**TASK TO COMPLETE**
Which lines of the records contain "treatment"? Collect every one of them.

=== Section Start ===

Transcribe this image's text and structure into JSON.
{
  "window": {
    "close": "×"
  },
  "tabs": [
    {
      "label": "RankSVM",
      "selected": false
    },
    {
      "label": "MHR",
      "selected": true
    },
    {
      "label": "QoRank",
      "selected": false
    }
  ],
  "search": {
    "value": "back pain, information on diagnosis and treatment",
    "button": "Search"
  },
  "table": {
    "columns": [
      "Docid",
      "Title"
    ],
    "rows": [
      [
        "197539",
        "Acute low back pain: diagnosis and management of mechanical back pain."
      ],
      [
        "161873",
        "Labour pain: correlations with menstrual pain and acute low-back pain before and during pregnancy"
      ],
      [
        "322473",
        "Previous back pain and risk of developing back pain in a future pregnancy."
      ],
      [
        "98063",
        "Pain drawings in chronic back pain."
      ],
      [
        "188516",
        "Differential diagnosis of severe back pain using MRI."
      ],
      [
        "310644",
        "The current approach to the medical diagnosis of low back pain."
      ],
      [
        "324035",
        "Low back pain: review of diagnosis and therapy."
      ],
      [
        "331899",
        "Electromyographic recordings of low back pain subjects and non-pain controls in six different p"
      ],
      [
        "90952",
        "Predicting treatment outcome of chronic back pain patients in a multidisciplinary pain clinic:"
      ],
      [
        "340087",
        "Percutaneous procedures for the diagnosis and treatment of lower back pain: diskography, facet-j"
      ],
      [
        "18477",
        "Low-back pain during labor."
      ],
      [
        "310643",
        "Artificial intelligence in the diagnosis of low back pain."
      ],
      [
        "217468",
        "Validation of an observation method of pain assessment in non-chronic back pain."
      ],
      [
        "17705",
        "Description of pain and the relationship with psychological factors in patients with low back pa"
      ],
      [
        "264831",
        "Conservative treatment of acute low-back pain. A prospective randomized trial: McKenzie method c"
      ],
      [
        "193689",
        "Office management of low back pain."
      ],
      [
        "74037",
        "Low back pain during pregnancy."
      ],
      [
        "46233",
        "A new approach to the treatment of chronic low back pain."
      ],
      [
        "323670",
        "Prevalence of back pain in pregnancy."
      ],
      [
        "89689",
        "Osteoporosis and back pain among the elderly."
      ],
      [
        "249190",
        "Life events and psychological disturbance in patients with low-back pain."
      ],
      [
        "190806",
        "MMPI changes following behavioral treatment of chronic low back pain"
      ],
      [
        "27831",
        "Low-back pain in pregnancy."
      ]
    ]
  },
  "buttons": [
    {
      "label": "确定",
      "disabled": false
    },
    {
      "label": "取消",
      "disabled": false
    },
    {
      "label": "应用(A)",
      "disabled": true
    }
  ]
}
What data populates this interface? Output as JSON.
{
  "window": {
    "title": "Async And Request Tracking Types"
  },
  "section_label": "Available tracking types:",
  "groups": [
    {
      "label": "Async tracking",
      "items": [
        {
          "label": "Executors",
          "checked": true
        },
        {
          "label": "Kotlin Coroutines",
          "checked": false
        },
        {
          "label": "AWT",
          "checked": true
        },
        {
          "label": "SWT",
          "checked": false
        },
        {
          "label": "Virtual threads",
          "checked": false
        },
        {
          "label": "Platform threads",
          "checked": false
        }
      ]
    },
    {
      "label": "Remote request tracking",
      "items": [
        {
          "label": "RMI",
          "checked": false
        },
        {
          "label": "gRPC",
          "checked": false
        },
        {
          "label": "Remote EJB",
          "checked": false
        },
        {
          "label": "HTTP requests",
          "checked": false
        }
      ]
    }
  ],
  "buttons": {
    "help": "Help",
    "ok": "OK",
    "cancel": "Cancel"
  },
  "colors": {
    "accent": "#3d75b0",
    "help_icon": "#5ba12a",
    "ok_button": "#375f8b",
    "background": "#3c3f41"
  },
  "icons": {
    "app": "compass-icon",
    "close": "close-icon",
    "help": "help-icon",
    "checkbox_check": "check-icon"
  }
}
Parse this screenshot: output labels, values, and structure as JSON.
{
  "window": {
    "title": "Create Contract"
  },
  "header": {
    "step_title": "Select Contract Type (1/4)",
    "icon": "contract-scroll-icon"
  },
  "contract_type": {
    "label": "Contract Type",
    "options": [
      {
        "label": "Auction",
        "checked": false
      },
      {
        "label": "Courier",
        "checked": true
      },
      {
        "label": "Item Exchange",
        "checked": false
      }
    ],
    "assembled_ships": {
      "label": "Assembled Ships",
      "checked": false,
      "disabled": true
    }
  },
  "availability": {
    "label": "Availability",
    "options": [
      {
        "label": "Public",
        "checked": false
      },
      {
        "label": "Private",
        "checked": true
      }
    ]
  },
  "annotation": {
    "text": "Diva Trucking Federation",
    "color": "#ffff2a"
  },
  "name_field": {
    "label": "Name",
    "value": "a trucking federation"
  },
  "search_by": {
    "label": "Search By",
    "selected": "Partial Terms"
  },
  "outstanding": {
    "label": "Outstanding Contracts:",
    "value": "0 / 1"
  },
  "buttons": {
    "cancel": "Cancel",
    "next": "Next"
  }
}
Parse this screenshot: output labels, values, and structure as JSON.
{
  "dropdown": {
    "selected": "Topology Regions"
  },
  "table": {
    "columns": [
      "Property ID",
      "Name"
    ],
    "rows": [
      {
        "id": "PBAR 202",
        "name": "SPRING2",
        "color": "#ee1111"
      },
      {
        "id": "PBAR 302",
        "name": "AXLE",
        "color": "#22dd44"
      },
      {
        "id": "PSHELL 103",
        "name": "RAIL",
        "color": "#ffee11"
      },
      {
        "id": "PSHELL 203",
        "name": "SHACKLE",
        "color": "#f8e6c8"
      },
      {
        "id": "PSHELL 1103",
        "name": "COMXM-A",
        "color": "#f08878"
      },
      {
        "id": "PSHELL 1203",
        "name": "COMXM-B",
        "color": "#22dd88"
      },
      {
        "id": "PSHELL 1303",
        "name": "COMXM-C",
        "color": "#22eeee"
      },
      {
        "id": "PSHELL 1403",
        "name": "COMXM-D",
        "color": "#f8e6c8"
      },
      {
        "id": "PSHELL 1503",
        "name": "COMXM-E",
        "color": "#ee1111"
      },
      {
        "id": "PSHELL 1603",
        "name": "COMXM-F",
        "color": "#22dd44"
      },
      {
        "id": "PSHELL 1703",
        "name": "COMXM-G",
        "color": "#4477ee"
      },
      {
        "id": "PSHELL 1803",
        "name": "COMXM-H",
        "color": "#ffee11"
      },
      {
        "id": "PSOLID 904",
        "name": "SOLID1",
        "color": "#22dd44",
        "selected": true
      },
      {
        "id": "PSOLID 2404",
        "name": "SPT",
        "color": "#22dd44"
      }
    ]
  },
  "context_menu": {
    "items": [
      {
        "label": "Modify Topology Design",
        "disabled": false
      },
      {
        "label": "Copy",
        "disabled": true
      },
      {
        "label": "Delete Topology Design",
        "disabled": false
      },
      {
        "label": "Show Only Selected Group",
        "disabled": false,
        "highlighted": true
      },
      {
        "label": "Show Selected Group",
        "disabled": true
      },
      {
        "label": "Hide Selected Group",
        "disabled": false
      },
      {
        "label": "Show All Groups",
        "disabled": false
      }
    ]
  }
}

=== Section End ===

**TASK RESPONSE**
    "value": "back pain, information on diagnosis and treatment",
        "Predicting treatment outcome of chronic back pain patients in a multidisciplinary pain clinic:"
        "Percutaneous procedures for the diagnosis and treatment of lower back pain: diskography, facet-j"
        "Conservative treatment of acute low-back pain. A prospective randomized trial: McKenzie method c"
        "A new approach to the treatment of chronic low back pain."
        "MMPI changes following behavioral treatment of chronic low back pain"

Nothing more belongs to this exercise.